Fan, ZY;Chen, YP;Chen, L;Zhang, XQ;Chen, LL;Lu, B;Wang, Y;Xu, W;Xu, WH;Zhang, JP;

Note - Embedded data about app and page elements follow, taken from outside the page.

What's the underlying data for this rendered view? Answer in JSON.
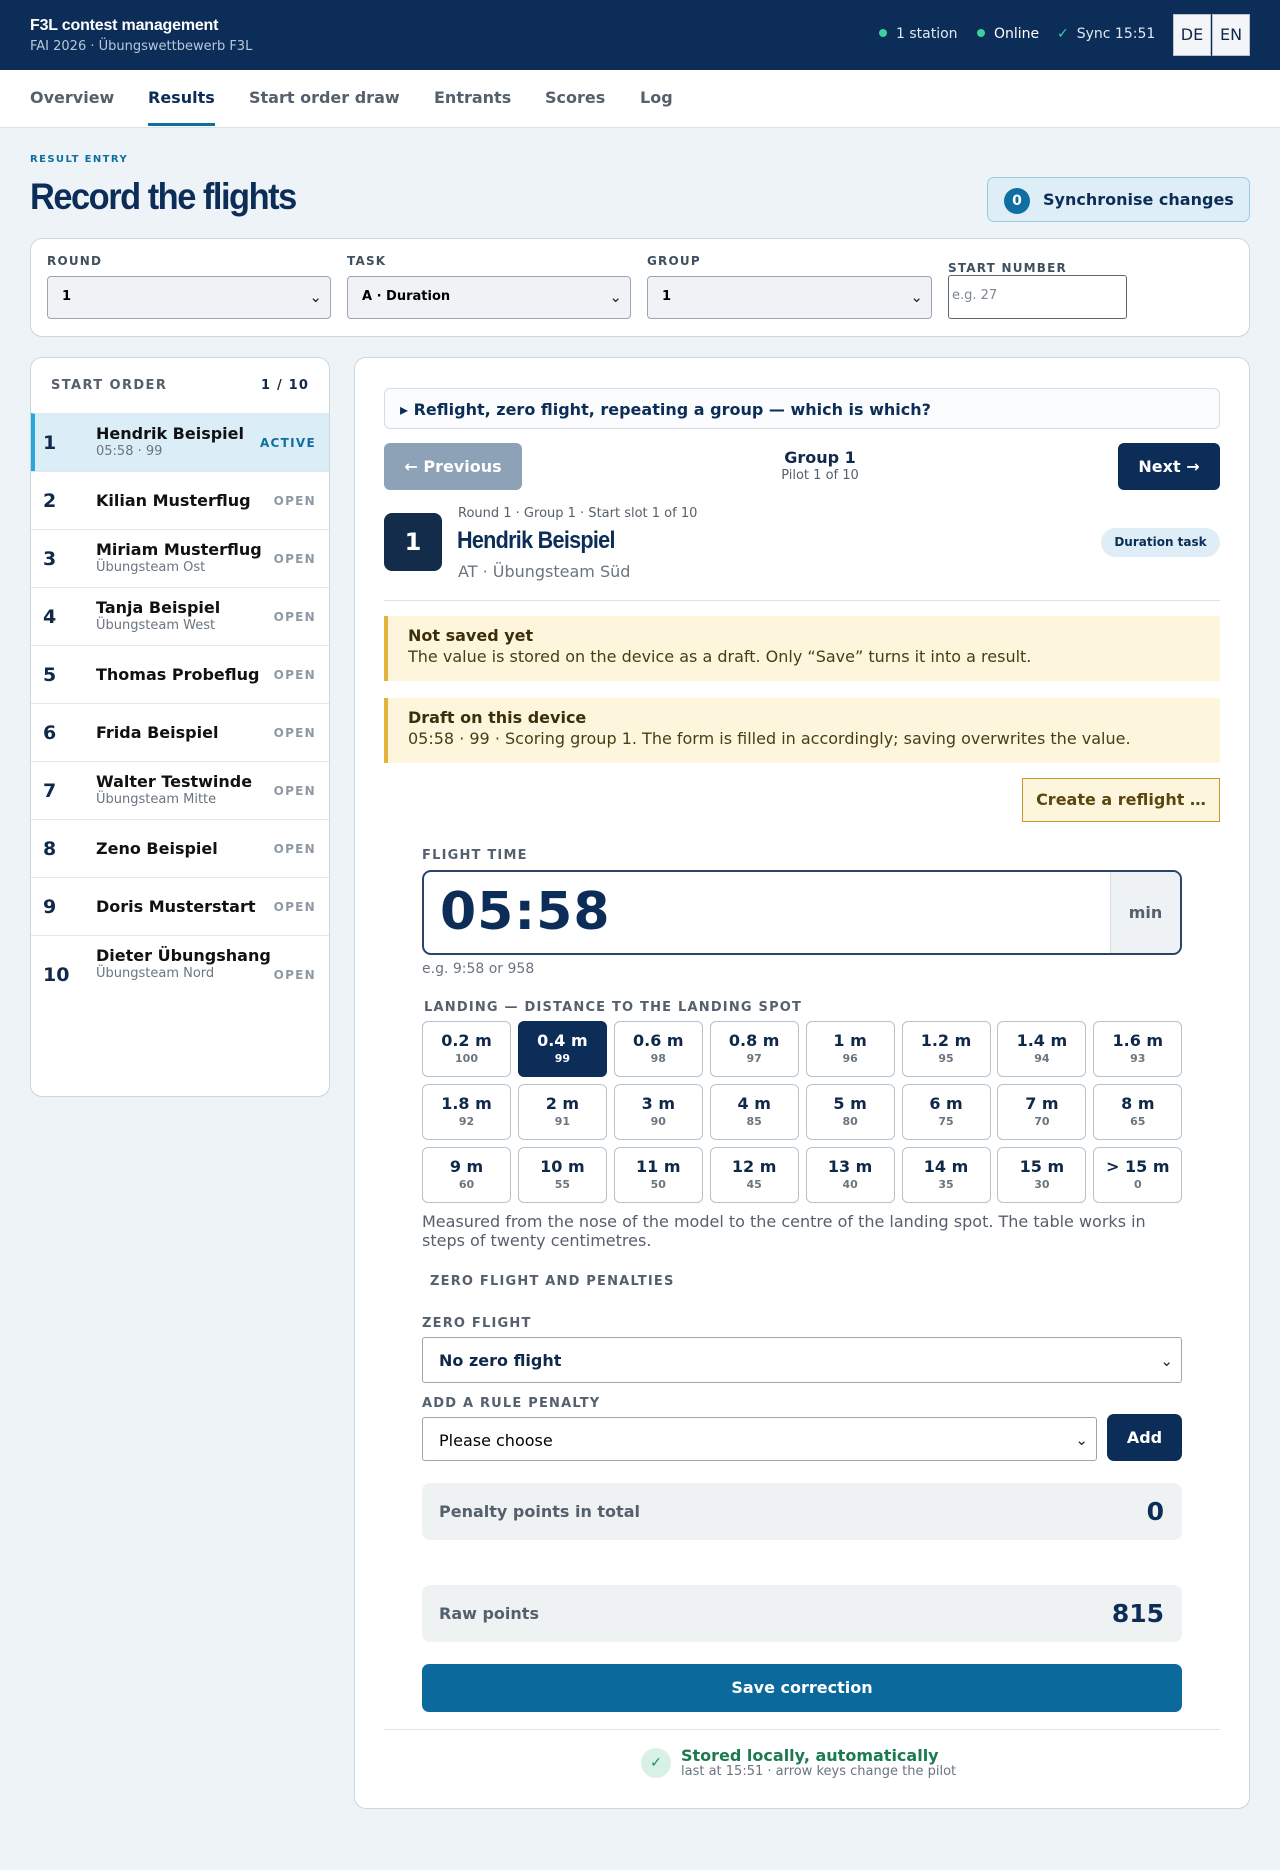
{
  "header": {
    "title": "F3L contest management",
    "subtitle": "FAI 2026 · Übungswettbewerb F3L",
    "stations": "1 station",
    "online": "Online",
    "sync": "Sync 15:51",
    "lang_de": "DE",
    "lang_en": "EN",
    "status_dot_color": "#3ecf9a"
  },
  "nav": {
    "tabs": [
      "Overview",
      "Results",
      "Start order draw",
      "Entrants",
      "Scores",
      "Log"
    ],
    "active": "Results"
  },
  "page": {
    "eyebrow": "RESULT ENTRY",
    "title": "Record the flights",
    "sync_count": "0",
    "sync_label": "Synchronise changes"
  },
  "filters": {
    "round_label": "ROUND",
    "round_value": "1",
    "task_label": "TASK",
    "task_value": "A · Duration",
    "group_label": "GROUP",
    "group_value": "1",
    "start_label": "START NUMBER",
    "start_placeholder": "e.g. 27"
  },
  "start_order": {
    "heading": "START ORDER",
    "count": "1 / 10",
    "rows": [
      {
        "num": "1",
        "name": "Hendrik Beispiel",
        "sub": "05:58 · 99",
        "status": "ACTIVE"
      },
      {
        "num": "2",
        "name": "Kilian Musterflug",
        "sub": "",
        "status": "OPEN"
      },
      {
        "num": "3",
        "name": "Miriam Musterflug",
        "sub": "Übungsteam Ost",
        "status": "OPEN"
      },
      {
        "num": "4",
        "name": "Tanja Beispiel",
        "sub": "Übungsteam West",
        "status": "OPEN"
      },
      {
        "num": "5",
        "name": "Thomas Probeflug",
        "sub": "",
        "status": "OPEN"
      },
      {
        "num": "6",
        "name": "Frida Beispiel",
        "sub": "",
        "status": "OPEN"
      },
      {
        "num": "7",
        "name": "Walter Testwinde",
        "sub": "Übungsteam Mitte",
        "status": "OPEN"
      },
      {
        "num": "8",
        "name": "Zeno Beispiel",
        "sub": "",
        "status": "OPEN"
      },
      {
        "num": "9",
        "name": "Doris Musterstart",
        "sub": "",
        "status": "OPEN"
      },
      {
        "num": "10",
        "name": "Dieter Übungshang",
        "sub": "Übungsteam Nord",
        "status": "OPEN"
      }
    ]
  },
  "entry": {
    "disclosure": "▸ Reflight, zero flight, repeating a group — which is which?",
    "prev": "← Previous",
    "next": "Next →",
    "group_title": "Group 1",
    "group_sub": "Pilot 1 of 10",
    "pilot_number": "1",
    "pilot_meta": "Round 1 · Group 1 · Start slot 1 of 10",
    "pilot_name": "Hendrik Beispiel",
    "pilot_team": "AT · Übungsteam Süd",
    "task_pill": "Duration task",
    "notice1_title": "Not saved yet",
    "notice1_text": "The value is stored on the device as a draft. Only “Save” turns it into a result.",
    "notice2_title": "Draft on this device",
    "notice2_text": "05:58 · 99 · Scoring group 1. The form is filled in accordingly; saving overwrites the value.",
    "reflight": "Create a reflight …",
    "flight_time_label": "FLIGHT TIME",
    "flight_time": "05:58",
    "flight_time_unit": "min",
    "flight_time_hint": "e.g. 9:58 or 958",
    "landing_label": "LANDING — DISTANCE TO THE LANDING SPOT",
    "landing_selected": "0.4 m",
    "landing": [
      {
        "d": "0.2 m",
        "p": "100"
      },
      {
        "d": "0.4 m",
        "p": "99"
      },
      {
        "d": "0.6 m",
        "p": "98"
      },
      {
        "d": "0.8 m",
        "p": "97"
      },
      {
        "d": "1 m",
        "p": "96"
      },
      {
        "d": "1.2 m",
        "p": "95"
      },
      {
        "d": "1.4 m",
        "p": "94"
      },
      {
        "d": "1.6 m",
        "p": "93"
      },
      {
        "d": "1.8 m",
        "p": "92"
      },
      {
        "d": "2 m",
        "p": "91"
      },
      {
        "d": "3 m",
        "p": "90"
      },
      {
        "d": "4 m",
        "p": "85"
      },
      {
        "d": "5 m",
        "p": "80"
      },
      {
        "d": "6 m",
        "p": "75"
      },
      {
        "d": "7 m",
        "p": "70"
      },
      {
        "d": "8 m",
        "p": "65"
      },
      {
        "d": "9 m",
        "p": "60"
      },
      {
        "d": "10 m",
        "p": "55"
      },
      {
        "d": "11 m",
        "p": "50"
      },
      {
        "d": "12 m",
        "p": "45"
      },
      {
        "d": "13 m",
        "p": "40"
      },
      {
        "d": "14 m",
        "p": "35"
      },
      {
        "d": "15 m",
        "p": "30"
      },
      {
        "d": "> 15 m",
        "p": "0"
      }
    ],
    "landing_desc": "Measured from the nose of the model to the centre of the landing spot. The table works in steps of twenty centimetres.",
    "zero_section": "ZERO FLIGHT AND PENALTIES",
    "zero_label": "ZERO FLIGHT",
    "zero_value": "No zero flight",
    "penalty_label": "ADD A RULE PENALTY",
    "penalty_value": "Please choose",
    "add": "Add",
    "penalty_total_label": "Penalty points in total",
    "penalty_total": "0",
    "raw_label": "Raw points",
    "raw_points": "815",
    "save": "Save correction",
    "stored_title": "Stored locally, automatically",
    "stored_sub": "last at 15:51 · arrow keys change the pilot"
  }
}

Astrocytes (AST) play an important role in the pathogenesis of neurological disorders, and their activation is involved in the progression of multiple sclerosis (MS). (6aS, 10S, 11aR, 11bR, 11cS)-10-methylaminododecahydro-3a, 7a-diaza-benzo (de) anthracene-8-thione (MASM), a novel derivative of matrine, exhibits vast pharmacological activities, such as anti-tumor, anti-fibrosis and immune regulation. In this study, we demonstrate that MASM is a promising agent for the treatment of experimental autoimmune encephalomyelitis (EAE). MASM not only inhibited inflammatory responses in LPS-stimulated astrocytes, but also suppressed the formation of reactive A1 astrocyte and maintained astrocytic functions, including the ability to promote synapse formation and phagocytose synapses and myelin debris. Importantly, MASM could significantly alleviate the development of EAE, with significant inhibition of inflammation, demyelination, axon loss and the body weight loss. Meanwhile, MASM also inhibited the activation of astrocytes and improved the function of BBB in vivo. These findings provide novel insights into the protective effect of MASM on EAE, which may be a promising drug candidate for treatment of EAE.